MATERIAL SHOWN
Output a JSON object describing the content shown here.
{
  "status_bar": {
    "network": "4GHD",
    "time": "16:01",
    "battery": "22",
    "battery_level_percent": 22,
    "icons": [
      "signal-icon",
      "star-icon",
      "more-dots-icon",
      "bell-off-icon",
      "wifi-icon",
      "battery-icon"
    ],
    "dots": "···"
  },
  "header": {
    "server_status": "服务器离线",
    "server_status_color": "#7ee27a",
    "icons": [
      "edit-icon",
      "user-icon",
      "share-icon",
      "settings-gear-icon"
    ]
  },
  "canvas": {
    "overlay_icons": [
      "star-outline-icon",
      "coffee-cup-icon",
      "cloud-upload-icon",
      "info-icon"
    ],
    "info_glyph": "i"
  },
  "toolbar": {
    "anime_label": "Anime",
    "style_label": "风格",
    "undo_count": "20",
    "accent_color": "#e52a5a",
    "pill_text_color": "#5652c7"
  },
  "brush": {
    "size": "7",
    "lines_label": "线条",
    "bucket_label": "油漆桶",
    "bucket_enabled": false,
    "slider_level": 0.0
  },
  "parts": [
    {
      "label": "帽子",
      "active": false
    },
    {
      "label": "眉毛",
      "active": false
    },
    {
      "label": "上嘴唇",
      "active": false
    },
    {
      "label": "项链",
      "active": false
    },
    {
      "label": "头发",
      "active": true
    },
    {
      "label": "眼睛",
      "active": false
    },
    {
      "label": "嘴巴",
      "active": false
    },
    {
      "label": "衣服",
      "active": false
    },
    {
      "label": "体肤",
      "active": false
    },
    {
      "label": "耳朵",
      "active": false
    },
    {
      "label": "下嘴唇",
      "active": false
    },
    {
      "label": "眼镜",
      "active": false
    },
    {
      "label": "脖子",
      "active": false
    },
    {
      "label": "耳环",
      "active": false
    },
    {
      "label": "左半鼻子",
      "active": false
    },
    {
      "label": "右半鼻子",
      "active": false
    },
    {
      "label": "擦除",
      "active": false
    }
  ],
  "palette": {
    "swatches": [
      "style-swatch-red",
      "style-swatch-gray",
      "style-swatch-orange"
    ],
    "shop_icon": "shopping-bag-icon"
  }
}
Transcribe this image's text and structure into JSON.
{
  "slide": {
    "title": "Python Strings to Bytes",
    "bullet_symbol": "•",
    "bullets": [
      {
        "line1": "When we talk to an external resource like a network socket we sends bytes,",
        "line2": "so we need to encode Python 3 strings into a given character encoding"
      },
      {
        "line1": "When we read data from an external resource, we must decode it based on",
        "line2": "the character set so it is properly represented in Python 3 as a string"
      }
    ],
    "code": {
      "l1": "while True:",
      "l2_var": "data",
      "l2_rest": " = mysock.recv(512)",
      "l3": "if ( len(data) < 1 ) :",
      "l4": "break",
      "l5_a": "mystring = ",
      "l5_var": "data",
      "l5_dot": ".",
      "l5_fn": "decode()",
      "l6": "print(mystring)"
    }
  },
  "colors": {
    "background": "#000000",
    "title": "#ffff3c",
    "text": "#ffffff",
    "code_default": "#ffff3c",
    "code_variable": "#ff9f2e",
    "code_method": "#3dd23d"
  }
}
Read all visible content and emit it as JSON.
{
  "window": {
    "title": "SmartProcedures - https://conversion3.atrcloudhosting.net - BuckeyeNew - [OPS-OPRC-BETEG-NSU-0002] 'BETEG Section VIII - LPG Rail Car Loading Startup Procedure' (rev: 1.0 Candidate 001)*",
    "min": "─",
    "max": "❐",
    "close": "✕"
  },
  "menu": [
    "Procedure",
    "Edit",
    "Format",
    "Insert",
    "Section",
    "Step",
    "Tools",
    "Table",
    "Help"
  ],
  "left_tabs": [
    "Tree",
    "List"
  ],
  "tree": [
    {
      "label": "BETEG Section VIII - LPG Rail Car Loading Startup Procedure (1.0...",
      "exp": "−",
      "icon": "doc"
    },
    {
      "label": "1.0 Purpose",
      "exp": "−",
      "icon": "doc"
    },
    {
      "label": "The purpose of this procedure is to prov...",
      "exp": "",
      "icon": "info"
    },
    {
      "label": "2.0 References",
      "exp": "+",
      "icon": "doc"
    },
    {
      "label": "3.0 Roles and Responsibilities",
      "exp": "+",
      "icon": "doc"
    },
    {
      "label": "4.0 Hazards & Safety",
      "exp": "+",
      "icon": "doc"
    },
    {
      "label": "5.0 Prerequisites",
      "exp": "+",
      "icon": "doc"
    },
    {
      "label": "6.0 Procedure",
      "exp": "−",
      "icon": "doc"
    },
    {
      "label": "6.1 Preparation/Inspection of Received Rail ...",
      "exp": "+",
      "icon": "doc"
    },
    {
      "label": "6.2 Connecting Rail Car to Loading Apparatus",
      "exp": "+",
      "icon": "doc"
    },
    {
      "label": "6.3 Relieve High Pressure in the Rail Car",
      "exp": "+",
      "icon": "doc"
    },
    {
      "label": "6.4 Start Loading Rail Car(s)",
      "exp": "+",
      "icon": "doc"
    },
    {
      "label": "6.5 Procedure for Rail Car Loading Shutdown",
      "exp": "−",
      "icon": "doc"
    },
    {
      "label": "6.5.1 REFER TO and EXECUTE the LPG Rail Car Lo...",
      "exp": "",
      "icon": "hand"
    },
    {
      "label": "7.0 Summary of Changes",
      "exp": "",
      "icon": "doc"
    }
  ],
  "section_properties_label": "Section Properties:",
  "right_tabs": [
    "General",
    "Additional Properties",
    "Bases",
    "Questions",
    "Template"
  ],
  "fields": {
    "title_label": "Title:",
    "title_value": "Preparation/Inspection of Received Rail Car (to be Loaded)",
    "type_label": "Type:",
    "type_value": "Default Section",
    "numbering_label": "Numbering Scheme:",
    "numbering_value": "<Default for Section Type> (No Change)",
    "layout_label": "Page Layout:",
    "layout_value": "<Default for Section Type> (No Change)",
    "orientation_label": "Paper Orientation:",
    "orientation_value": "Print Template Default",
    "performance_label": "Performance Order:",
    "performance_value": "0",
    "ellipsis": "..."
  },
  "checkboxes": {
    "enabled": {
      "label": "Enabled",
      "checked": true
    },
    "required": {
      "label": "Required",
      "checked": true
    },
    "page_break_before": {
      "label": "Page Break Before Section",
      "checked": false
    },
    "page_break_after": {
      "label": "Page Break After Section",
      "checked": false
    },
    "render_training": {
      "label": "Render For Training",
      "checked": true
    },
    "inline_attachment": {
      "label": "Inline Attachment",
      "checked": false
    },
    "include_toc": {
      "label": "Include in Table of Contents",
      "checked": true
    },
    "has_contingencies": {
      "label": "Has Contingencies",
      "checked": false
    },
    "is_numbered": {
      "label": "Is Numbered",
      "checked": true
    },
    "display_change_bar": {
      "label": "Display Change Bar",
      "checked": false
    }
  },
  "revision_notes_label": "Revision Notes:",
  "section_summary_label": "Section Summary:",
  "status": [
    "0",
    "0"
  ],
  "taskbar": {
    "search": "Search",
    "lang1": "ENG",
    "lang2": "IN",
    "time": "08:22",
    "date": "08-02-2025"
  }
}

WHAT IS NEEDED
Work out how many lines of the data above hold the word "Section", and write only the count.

RESPONSE AREA
10